* _Your goal_
Apart from the pictures, every entry must be retyped exactly.

[Data about app and page elements]
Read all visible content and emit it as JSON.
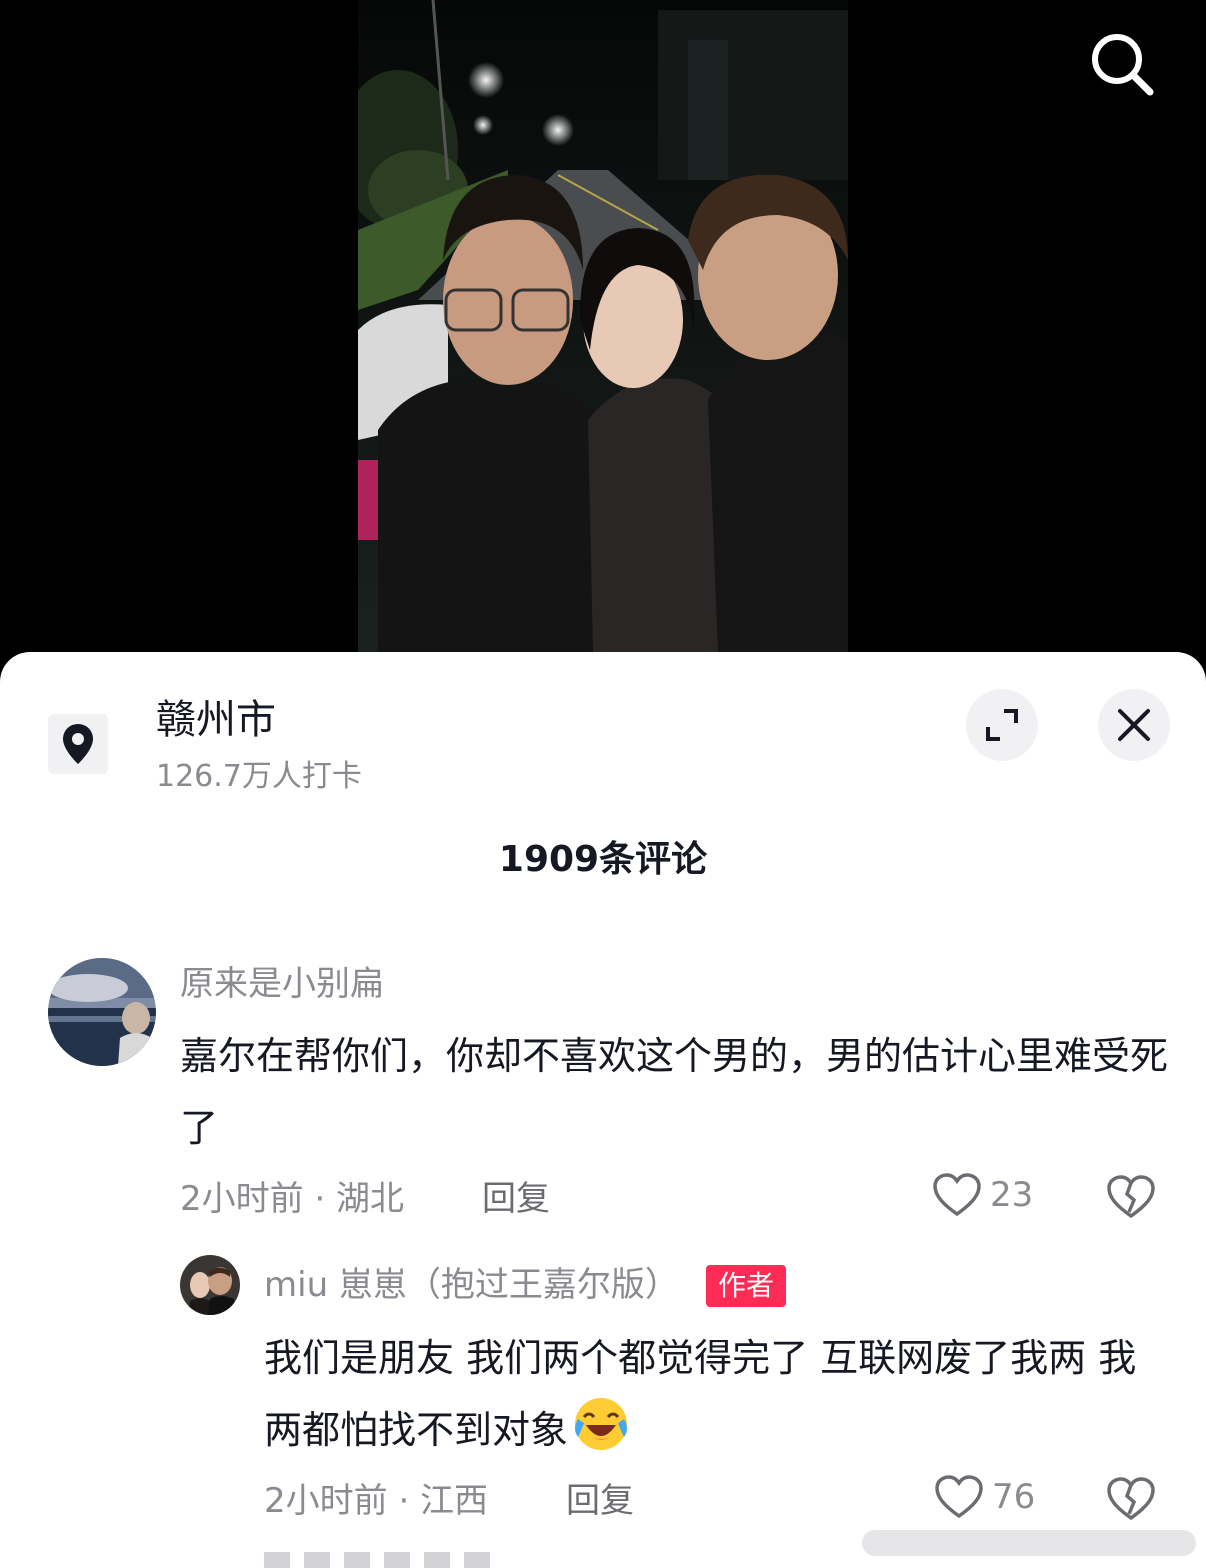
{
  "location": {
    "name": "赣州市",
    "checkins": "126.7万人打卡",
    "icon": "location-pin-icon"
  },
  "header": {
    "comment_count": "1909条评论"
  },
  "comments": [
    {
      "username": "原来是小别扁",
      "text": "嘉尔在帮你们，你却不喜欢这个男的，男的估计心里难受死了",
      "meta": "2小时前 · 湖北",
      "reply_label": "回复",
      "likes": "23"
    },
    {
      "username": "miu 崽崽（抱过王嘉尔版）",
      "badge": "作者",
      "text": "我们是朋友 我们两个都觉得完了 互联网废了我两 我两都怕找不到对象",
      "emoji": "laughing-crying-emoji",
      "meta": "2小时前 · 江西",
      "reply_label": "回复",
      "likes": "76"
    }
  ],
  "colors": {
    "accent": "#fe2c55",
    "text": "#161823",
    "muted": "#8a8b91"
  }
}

* _Exercise solution_
Read all visible content and emit it as JSON.
{
  "location": {
    "name": "赣州市",
    "checkins": "126.7万人打卡",
    "icon": "location-pin-icon"
  },
  "header": {
    "comment_count": "1909条评论"
  },
  "comments": [
    {
      "username": "原来是小别扁",
      "text": "嘉尔在帮你们，你却不喜欢这个男的，男的估计心里难受死了",
      "meta": "2小时前 · 湖北",
      "reply_label": "回复",
      "likes": "23"
    },
    {
      "username": "miu 崽崽（抱过王嘉尔版）",
      "badge": "作者",
      "text": "我们是朋友 我们两个都觉得完了 互联网废了我两 我两都怕找不到对象",
      "emoji": "laughing-crying-emoji",
      "meta": "2小时前 · 江西",
      "reply_label": "回复",
      "likes": "76"
    }
  ],
  "colors": {
    "accent": "#fe2c55",
    "text": "#161823",
    "muted": "#8a8b91"
  }
}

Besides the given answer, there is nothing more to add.